Cork Position (cm) 20.3

K Values ( )

Inverse Length (mm-1)

14.8 12.9 11.4 10.5 9.2 Average K:

(5) Using the relationship between frequency and actual tube length, calculate the position of the A4 and B4 notes. Frequency = K / Length, where K is a constant HINT: Solve for K for each length, average the K values and substitute into equation to obtain the A4 and B4 frequencies. Record the values in the table. What are the units of K? (6) If there are available materials, make the A4 and B4 pipes. Test and adjust them as described in step (7). (7) Align the tubes about 2 cm apart with the longest on the left. Tape them together with a packing or duct tape. This step may be more easily accomplished by first laying a piece of tape on a table (sticky side up), aligning the tubes on it, and then applying another piece of tape across the top. If desired, the tubes can be taped or glued to a rigid frame instead. (8) Calculate the inverse values of the cork positions and enter them into the appropriate column on the data table. Inverse Cork Position = 1/ Cork Position
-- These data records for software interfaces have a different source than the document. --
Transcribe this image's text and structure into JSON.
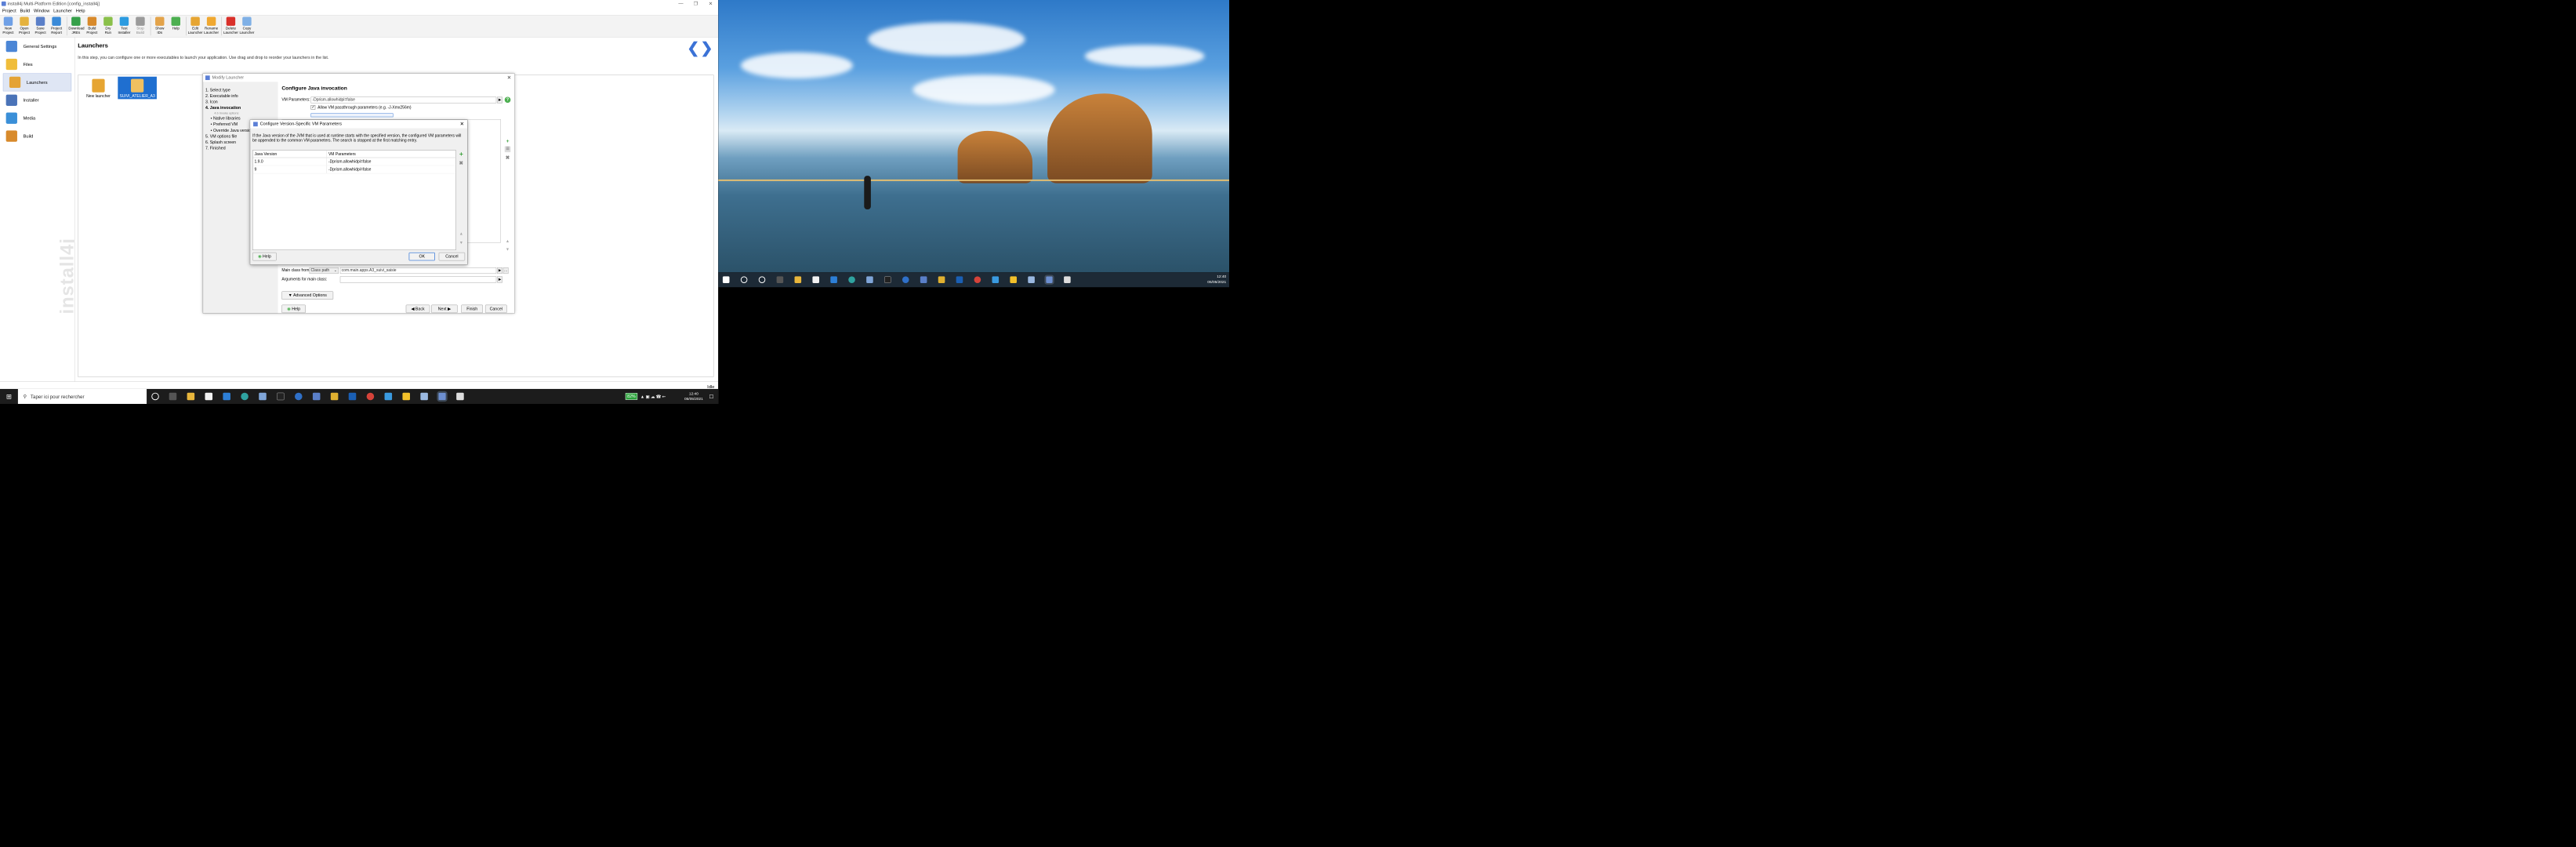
{
  "window": {
    "title": "install4j Multi-Platform Edition [config_install4j]"
  },
  "menu": [
    "Project",
    "Build",
    "Window",
    "Launcher",
    "Help"
  ],
  "toolbar": [
    {
      "label": "New\nProject",
      "color": "#6fa0e6"
    },
    {
      "label": "Open\nProject",
      "color": "#e5b23d"
    },
    {
      "label": "Save\nProject",
      "color": "#5a7fc8"
    },
    {
      "label": "Project\nReport",
      "color": "#3a8ad8"
    },
    {
      "label": "Download\nJREs",
      "color": "#36a04a"
    },
    {
      "label": "Build\nProject",
      "color": "#d88a2b"
    },
    {
      "label": "Dry\nRun",
      "color": "#8ac04a"
    },
    {
      "label": "Test\nInstaller",
      "color": "#2c9be0"
    },
    {
      "label": "Stop\nBuild",
      "color": "#9a9a9a"
    },
    {
      "label": "Show\nIDs",
      "color": "#e3a34a"
    },
    {
      "label": "Help",
      "color": "#4caf50"
    },
    {
      "label": "Edit\nLauncher",
      "color": "#e6a532"
    },
    {
      "label": "Rename\nLauncher",
      "color": "#f0a830"
    },
    {
      "label": "Delete\nLauncher",
      "color": "#d9302a"
    },
    {
      "label": "Copy\nLauncher",
      "color": "#7fb0e6"
    }
  ],
  "sidebar": [
    {
      "label": "General Settings",
      "color": "#4b86d6"
    },
    {
      "label": "Files",
      "color": "#f0bd3a"
    },
    {
      "label": "Launchers",
      "color": "#e4a336"
    },
    {
      "label": "Installer",
      "color": "#4a73b8"
    },
    {
      "label": "Media",
      "color": "#3a8fd8"
    },
    {
      "label": "Build",
      "color": "#d88a2b"
    }
  ],
  "watermark": "install4j",
  "main": {
    "title": "Launchers",
    "description": "In this step, you can configure one or more executables to launch your application. Use drag and drop to reorder your launchers in the list.",
    "launchers": [
      {
        "label": "New launcher"
      },
      {
        "label": "SUIVI_ATELIER_A3"
      }
    ]
  },
  "status": {
    "idle": "Idle"
  },
  "modify_dialog": {
    "title": "Modify Launcher",
    "steps": [
      {
        "label": "1. Select type",
        "cls": ""
      },
      {
        "label": "2. Executable info",
        "cls": ""
      },
      {
        "label": "3. Icon",
        "cls": ""
      },
      {
        "label": "4. Java invocation",
        "cls": "cur"
      },
      {
        "label": "4.b Invoke options",
        "cls": "sub2"
      },
      {
        "label": "• Native libraries",
        "cls": "sub"
      },
      {
        "label": "• Preferred VM",
        "cls": "sub"
      },
      {
        "label": "• Override Java version",
        "cls": "sub"
      },
      {
        "label": "5. VM options file",
        "cls": ""
      },
      {
        "label": "6. Splash screen",
        "cls": ""
      },
      {
        "label": "7. Finished",
        "cls": ""
      }
    ],
    "heading": "Configure Java invocation",
    "vm_params_label": "VM Parameters:",
    "vm_params_value": "-Dprism.allowhidpi=false",
    "passthrough_label": "Allow VM passthrough parameters (e.g. -J-Xmx256m)",
    "main_class_from_label": "Main class from",
    "main_class_source": "Class path",
    "main_class_value": "com.main.apps.A3_suivi_saisie",
    "args_label": "Arguments for main class:",
    "advanced_label": "Advanced Options",
    "help": "Help",
    "back": "Back",
    "next": "Next",
    "finish": "Finish",
    "cancel": "Cancel"
  },
  "vm_dialog": {
    "title": "Configure Version-Specific VM Parameters",
    "message": "If the Java version of the JVM that is used at runtime starts with the specified version, the configured VM parameters will be appended to the common VM parameters. The search is stopped at the first matching entry.",
    "col_version": "Java Version",
    "col_params": "VM Parameters",
    "rows": [
      {
        "version": "1.9.0",
        "params": "-Dprism.allowhidpi=false"
      },
      {
        "version": "9",
        "params": "-Dprism.allowhidpi=false"
      }
    ],
    "help": "Help",
    "ok": "OK",
    "cancel": "Cancel"
  },
  "taskbar_left": {
    "search_placeholder": "Taper ici pour rechercher",
    "battery": "82%",
    "time": "12:40",
    "date": "05/05/2021"
  },
  "taskbar_right": {
    "time": "12:40",
    "date": "05/05/2021"
  }
}
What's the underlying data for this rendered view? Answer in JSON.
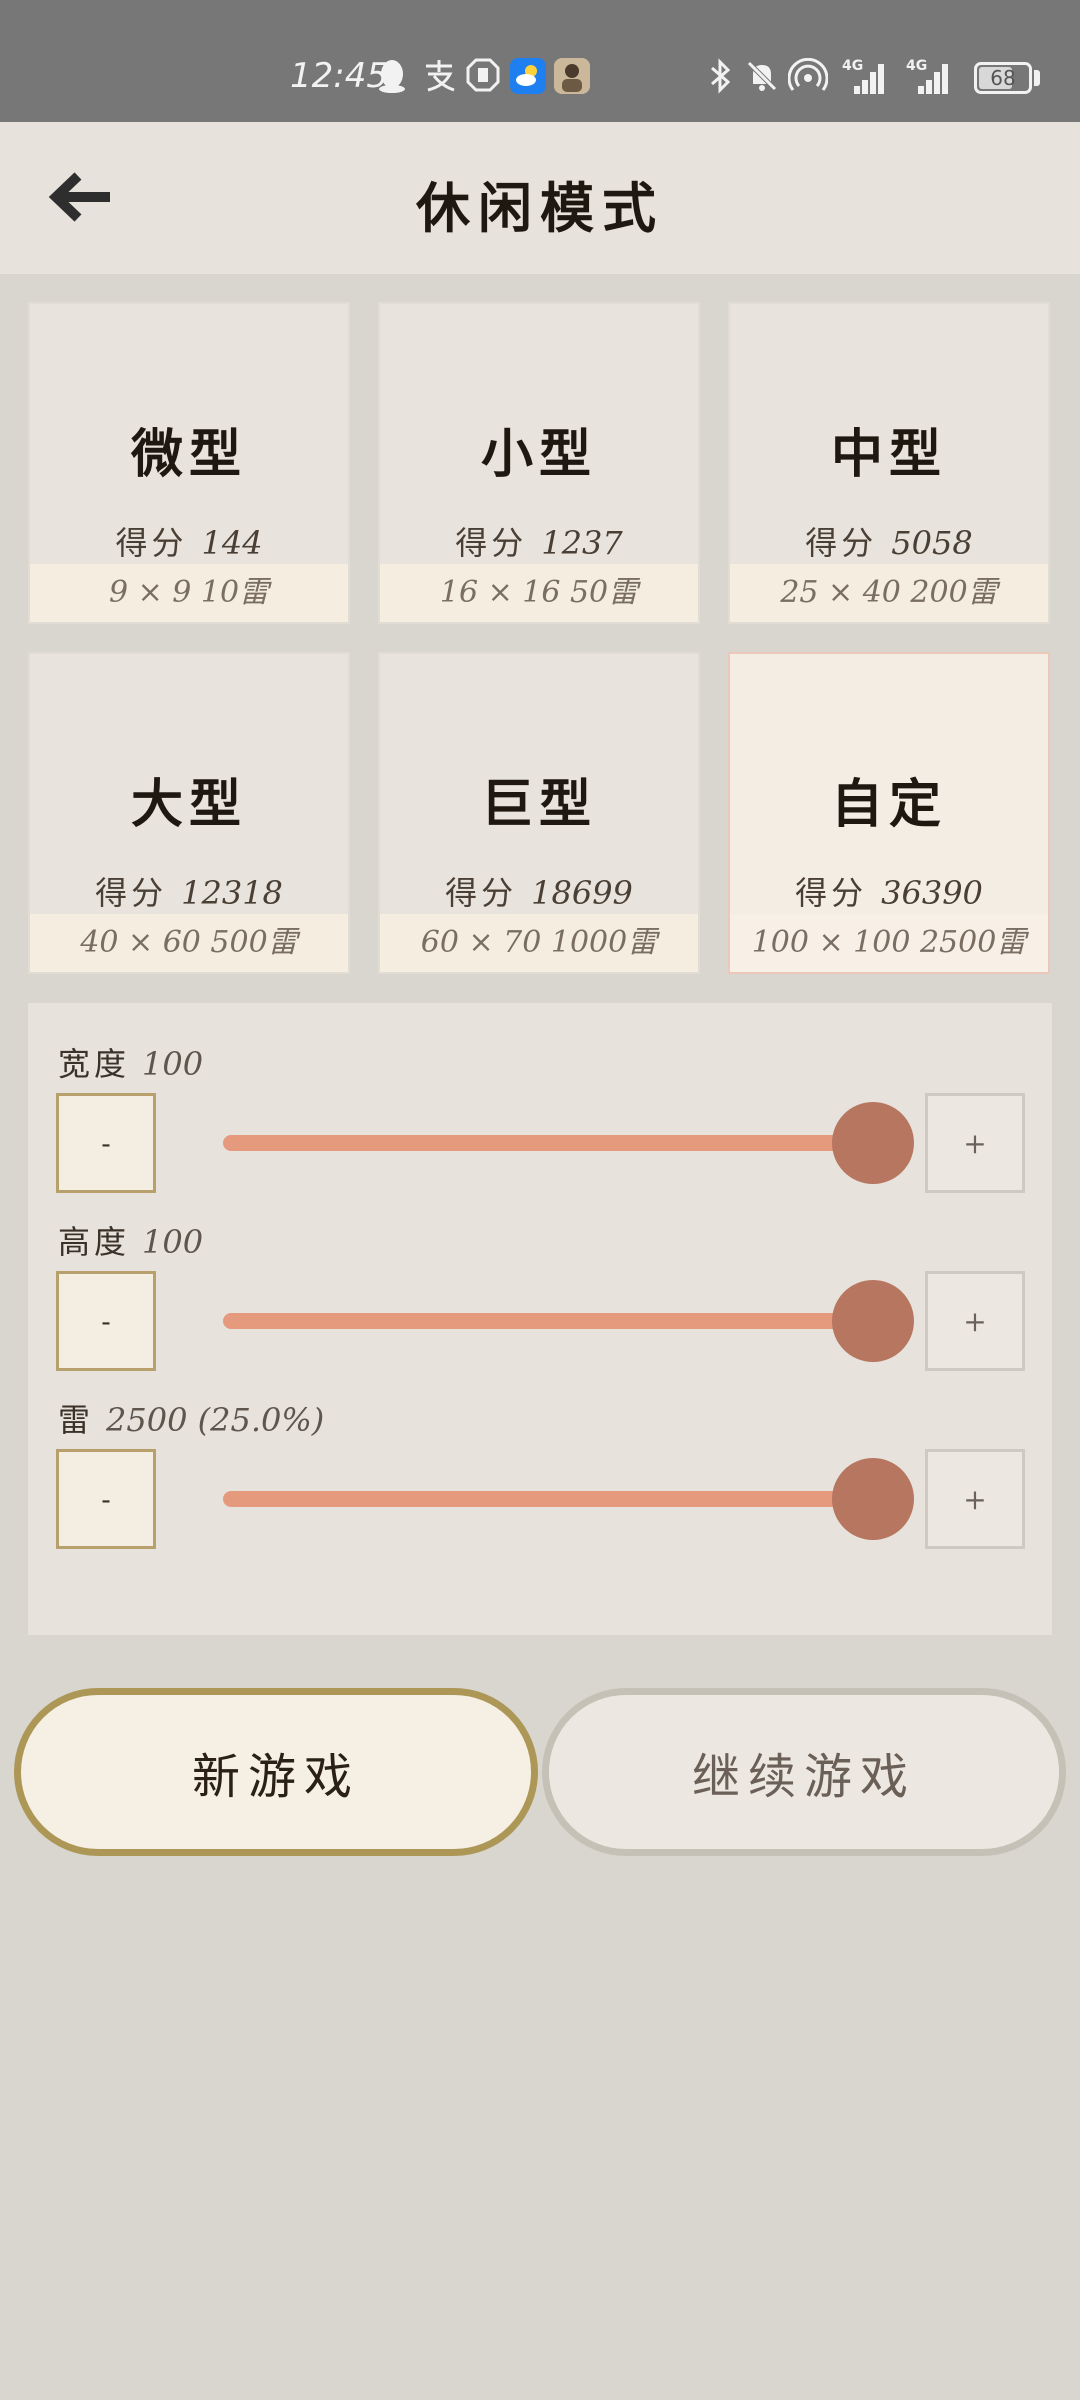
{
  "status_bar": {
    "time": "12:45",
    "battery": "68",
    "network_1": "4G",
    "network_2": "4G"
  },
  "header": {
    "title": "休闲模式"
  },
  "presets": [
    {
      "name": "微型",
      "score_label": "得分",
      "score": "144",
      "spec": "9 × 9   10雷"
    },
    {
      "name": "小型",
      "score_label": "得分",
      "score": "1237",
      "spec": "16 × 16   50雷"
    },
    {
      "name": "中型",
      "score_label": "得分",
      "score": "5058",
      "spec": "25 × 40   200雷"
    },
    {
      "name": "大型",
      "score_label": "得分",
      "score": "12318",
      "spec": "40 × 60   500雷"
    },
    {
      "name": "巨型",
      "score_label": "得分",
      "score": "18699",
      "spec": "60 × 70   1000雷"
    },
    {
      "name": "自定",
      "score_label": "得分",
      "score": "36390",
      "spec": "100 × 100   2500雷"
    }
  ],
  "custom": {
    "width": {
      "label": "宽度",
      "value": "100",
      "level": 1.0
    },
    "height": {
      "label": "高度",
      "value": "100",
      "level": 1.0
    },
    "mines": {
      "label": "雷",
      "value": "2500 (25.0%)",
      "level": 1.0
    },
    "minus": "-",
    "plus": "+"
  },
  "actions": {
    "new_game": "新游戏",
    "continue_game": "继续游戏"
  },
  "colors": {
    "accent": "#e69a7d",
    "thumb": "#b67660",
    "selected_border": "#ecc8ba",
    "new_game_border": "#ad9757"
  }
}
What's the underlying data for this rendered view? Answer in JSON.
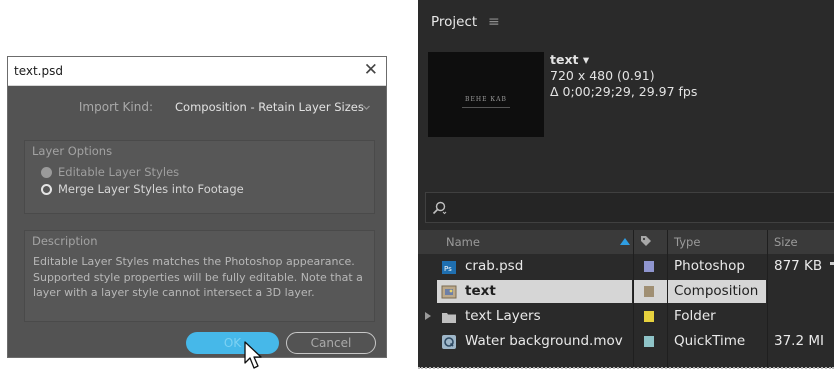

Make It Science

Dave Harmon

(9) Plot the frequencies as a function of both the cork position length and the inverse length. Describe and explain the shape of the curves. Why would you want to plot the data as a function of inverse length? (10) If an oscilloscope with amplitude vs. frequency is available (see Tools for Instructor), play one of the tubes into a microphone connected to the oscilloscope and observe the result. Identify the fundamental frequency and any harmonics. (11) Become a pan piper! Try to play a simple tune on your instrument. Even with just the basic six notes in your pan pipes, you can play the first part of Ode to Joy by Beethoven.

Instructor Notes
(1) A tube-length template can be made from a section of CPVC tubing with an end cap glued on one end. Holes are drilled through the wall of this tube so that they can be used to mark the correct lengths of pan-pipe tubing when inserted into the larger tube. The length of the tube is that required to mark the longest pipe. In practice, the shortest tubes should be cut first so that they are more easily marked. Use of this template can be used to demonstrate a method for simplification of the fabrication process. (2) A slight bevel at the top edge of the pipe, as shown in Figure 1, may improve sound quality. A flat file may be used to produce the bevel. Some experimentation is required. Make sure to remove any plastic debris that may result. (3) A more finished instrument can be produced by attaching the tubes to a rigid frame. A slight curvature of the frame is desirable for easier note changes. Possible frame materials include sections cut from the side of 5-gallon plastic buckets (e.g., joint compound buckets). (4) Sample table values and frequency vs. cork position plots are shown below. Note G4 A4 B4 C5 D5 E5 F5 G5 Frequency Tube Length (Hz) (cm) 392.0 23.2 440.0 24.2 493.9 21.9 523.2 17.6 587.3 15.8 659.2 14.3 698.4 13.6 784.0 12.2 Cork Position (cm) 20.3 21.2 18.9 14.8 12.9 11.4 10.5 9.2 Average K: K Values ( cm/s ) 9094 9208 9279 9426 9498 9565 9345 Inverse Length (mm-1) 4.31 x 10-2 5.68 x 10-2 6.33 x 10-2 6.99 x 10-2 7.35 x 10-2 8.20 x 10-2

Make It Science

Dave Harmon

(5) There are numerous free oscilloscope software packages available on the internet. If a package with amplitude vs. frequency plotting capability can be obtained, it is useful in identifying the fundamental and harmonic frequencies of most instruments. A sample display from Winscope 2.5.1 (by Konstantin Zeldovich) is shown below for the G3 string played on a three-string guitar.

Fundamental Frequency

Harmonic Frequencies